Time Utilization you say ? Yes, Time utilization and the rationalization of a time within a week. I sat down the other day to try and figure out where my greatest “time sinks” were in any one week and came to the conclusion that appropriate planning of time can really change the manner in which you work and which you relax. For the last few months, I have been working pretty crazy time schedules which has lead to ridiculously inconsistent sleeping patterns and very little sleep indeed. This isn’t necessarily a long term endeavour and is a facet of building a start-up — but I wanted to try and normalise my time within any particularly week and figure out what exactly I was doing.
In any week, you have approximately 168 hours at your disposal (TT = total time = 168hrs). That is — for those that can’t be bothered to do the maths — simply 7x24 hrs which arrives at this magic number. Now let’s assume that each day you sleep around 7 hrs — that means your total time (TT) is now reduced by 49hrs to give you an available time period of approximately 119 hrs (AT=119) or around 17 hrs per day. Frankly, when you think about it — that’s a lot of hours available to be doing stuff. For the “average 40 hr week worker” — this would break down to be something like
- 2 hrs for work-related travel
- 8 hrs of work
- 1 Hour for lunch
- 1 hrs of personal time [waking up/shower/cleaning etc]
- 5 hrs of relaxation time
On this basis of a typical working week, then approximately 17 hours of time are available on weekends or a total of 34 available hours. Such a break down infers that the total relaxation time per week available to any “average” worker is around 25 + 34 or approximately 59 hrs of disposal time (FT = free time) to do stuff — or around 35.11% of Total Time (TT) or 49.5% of Available Time (AT). In my mind — this is quite of a bit of time to do anything you like. I often listen to people complain “I never have enough time” — and after breaking the week down — I think as an average proportion of the population — you actually have 49.5% of your Available Time per week to do what you want — evidently, you are either the % proportion of people outside the above proposed structure and therefore have different Total Time variables — or you really have a lot of time but you aren’t utilizing it correctly.

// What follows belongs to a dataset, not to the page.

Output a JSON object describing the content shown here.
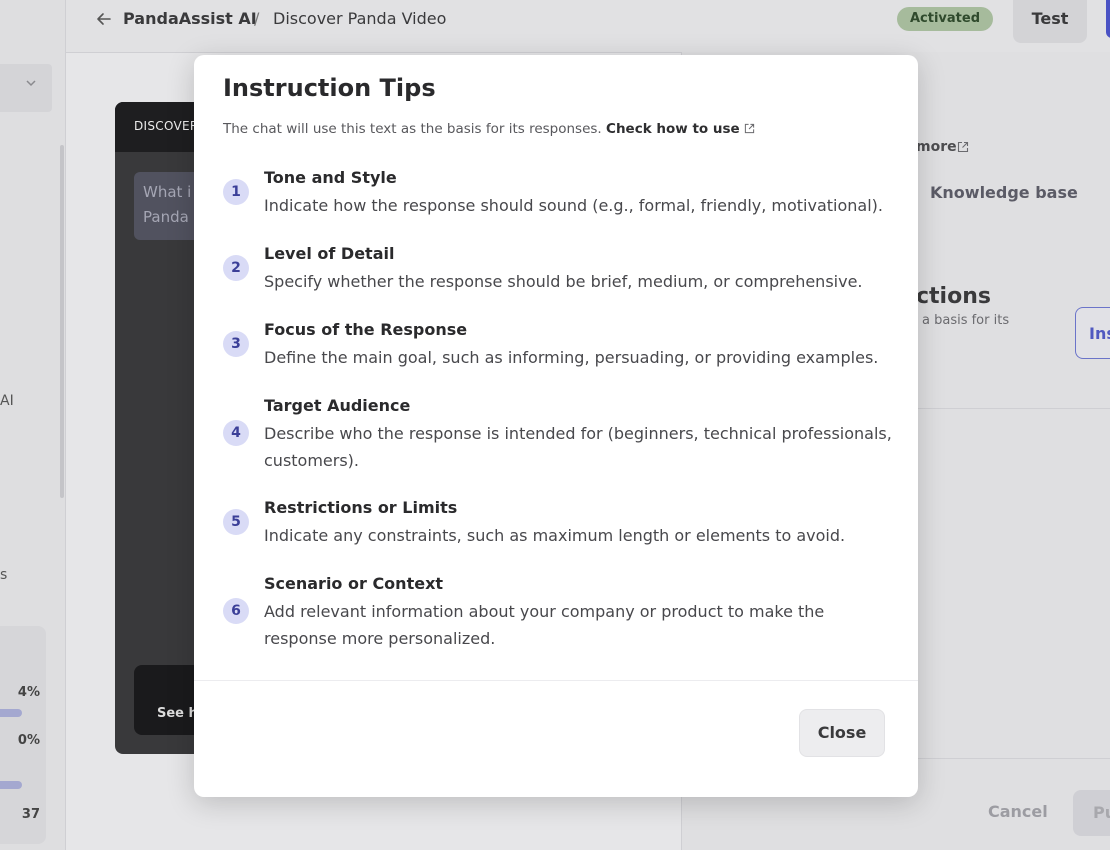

Of course, in my view at least, I think the key differentiators to the above model are:
- People sleep for greater than 7 hrs per day — inferring that they are losing a higher proportion of their available time (AT) and therefore eating into their Free Time. But — I would argue that is a choice — and therefore it should eat into Free Time — since you’re choosing to sleep more than 7hrs and therefore [in my mind] this IS leisure time.
- People work longer — thereby increasing the level of working time and reducing the level of Free Time. Arguably, not a Free Time choice and therefore the question here is one of effectiveness and efficiency.

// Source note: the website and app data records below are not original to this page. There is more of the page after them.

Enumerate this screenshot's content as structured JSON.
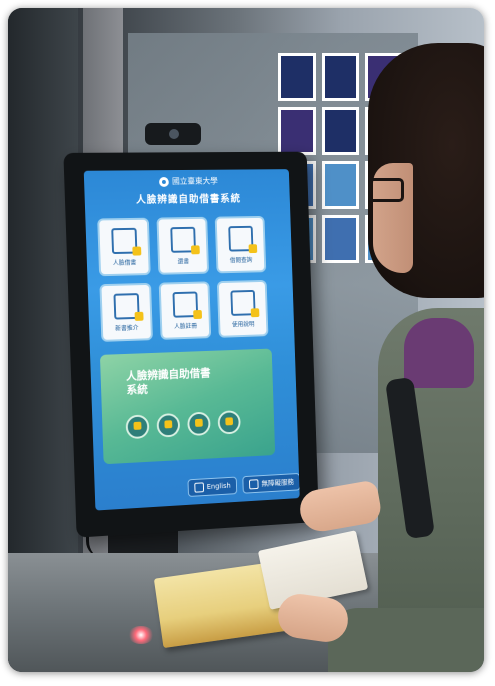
{
  "kiosk": {
    "logo_text": "國立臺東大學",
    "title": "人臉辨識自助借書系統",
    "tiles": [
      {
        "label": "人臉借書",
        "icon": "face-borrow-icon"
      },
      {
        "label": "還書",
        "icon": "return-book-icon"
      },
      {
        "label": "借閱查詢",
        "icon": "record-query-icon"
      },
      {
        "label": "新書推介",
        "icon": "new-book-icon"
      },
      {
        "label": "人臉註冊",
        "icon": "face-register-icon"
      },
      {
        "label": "使用說明",
        "icon": "guide-icon"
      }
    ],
    "banner_title": "人臉辨識自助借書系統",
    "banner_icons": [
      "face-scan-icon",
      "book-scan-icon",
      "transfer-icon",
      "camera-icon"
    ],
    "footer": {
      "english_label": "English",
      "accessibility_label": "無障礙服務"
    }
  },
  "colors": {
    "screen_blue": "#2c88d6",
    "tile_white": "#f6f9fc",
    "banner_green": "#58b995",
    "accent_yellow": "#f4c21a"
  }
}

For those whose time “melds together” [ala me] — the key is that a lot of the relaxation time is “mixed” with the working time. That is, as a function of the working week — the time I utilize for work mixes with the relaxation time — but it is all related to work. This is perhaps a key problem (although I enjoy it) — because it means that the differentiation between the above 1–5 segments is broken and creates the inevitable “I never have enough time” scenario. Again, however, a specific choice of mine.
So how can one fix all this ? What I’ve proposed to do is to significantly proportion and timetable my week — I want to see how effectively I am using the time I have allocated for specific tasks and see whether — within the time allocations — I am actually performing the tasks I have actually allocated to try and form an optimal structure. For example, if you’ve allocated 4 hour block of working time — but you find yourself drifting to News sites or writing blog posts — you’re eating into allocated working time and this has to be redistributed to leisure time. Importantly, this is suggesting that a 4hr block of time isn’t working — so perhaps reduce the length of the blocks and reallocate them to more short blocks to ensure that you using this time effectively. For example, 5x2 hrs blocks or 3x3 hr blocks and 1 “miscellaneous working” block (email/planning etc). This would give a 50hr working week and still ensure that you have 49 hrs of FT per week (way more than I am getting at the moment).

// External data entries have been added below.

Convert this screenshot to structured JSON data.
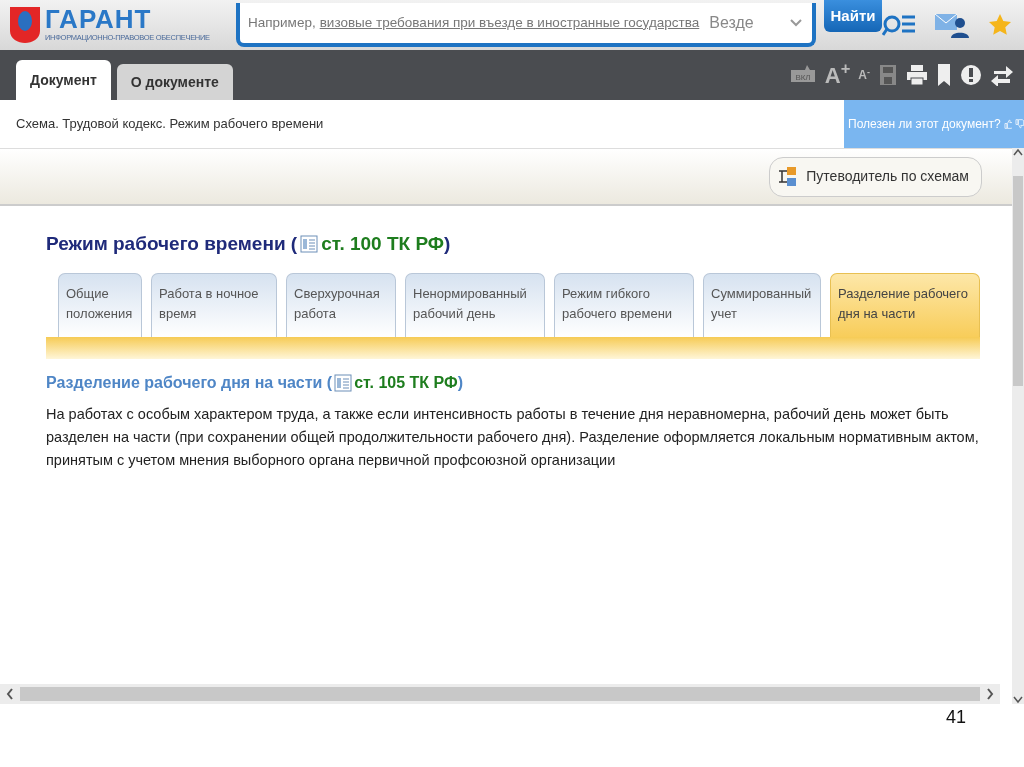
{
  "header": {
    "logo_text": "ГАРАНТ",
    "logo_tagline": "ИНФОРМАЦИОННО-ПРАВОВОЕ ОБЕСПЕЧЕНИЕ",
    "search": {
      "hint": "Например,",
      "example": "визовые требования при въезде в иностранные государства"
    },
    "scope": "Везде",
    "search_button": "Найти"
  },
  "doc_tabs": [
    {
      "label": "Документ",
      "selected": true
    },
    {
      "label": "О документе",
      "selected": false
    }
  ],
  "toolbar": {
    "voice_label": "ВКЛ",
    "font_bigger": "A$^{+}$",
    "font_smaller": "A$^{-}$"
  },
  "breadcrumb": "Схема. Трудовой кодекс. Режим рабочего времени",
  "feedback": "Полезен ли этот документ?",
  "guide_button": "Путеводитель по схемам",
  "title": {
    "text": "Режим рабочего времени (",
    "link": "ст. 100 ТК РФ",
    "close": ")"
  },
  "topic_tabs": [
    {
      "label": "Общие положения",
      "selected": false
    },
    {
      "label": "Работа в ночное время",
      "selected": false
    },
    {
      "label": "Сверхурочная работа",
      "selected": false
    },
    {
      "label": "Ненормированный рабочий день",
      "selected": false
    },
    {
      "label": "Режим гибкого рабочего времени",
      "selected": false
    },
    {
      "label": "Суммированный учет",
      "selected": false
    },
    {
      "label": "Разделение рабочего дня на части",
      "selected": true
    }
  ],
  "section": {
    "heading": "Разделение рабочего дня на части (",
    "link": "ст. 105 ТК РФ",
    "close": ")",
    "text": "На работах с особым характером труда, а также если интенсивность работы в течение дня неравномерна, рабочий день может быть разделен на части (при сохранении общей продолжительности рабочего дня). Разделение оформляется локальным нормативным актом, принятым с учетом мнения выборного органа первичной профсоюзной организации"
  },
  "slide_number": "41"
}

Of course, you might be thinking “Um, this sounds quite ridiculous” — but I think that most people have a lot more time available to them each week but they just aren’t using it correctly. If you really think about it and you fall into the above structure — you’ve got 59 hours per week at your disposal to do with what you want — 49.5% of the time you are awake. The key question is — what are you doing with this time and are you using it effectively. Equivalently, if you’re finding yourself working way more than the above structure — or the variables are completely wrong — I question the effectiveness of the time you’ve allocated to working and whether the change you need to make is working more effectively as opposed to working longer. Propose & make changes to your working structure (if its possible) and this will enable you’re free time to “truly” be allocated free time.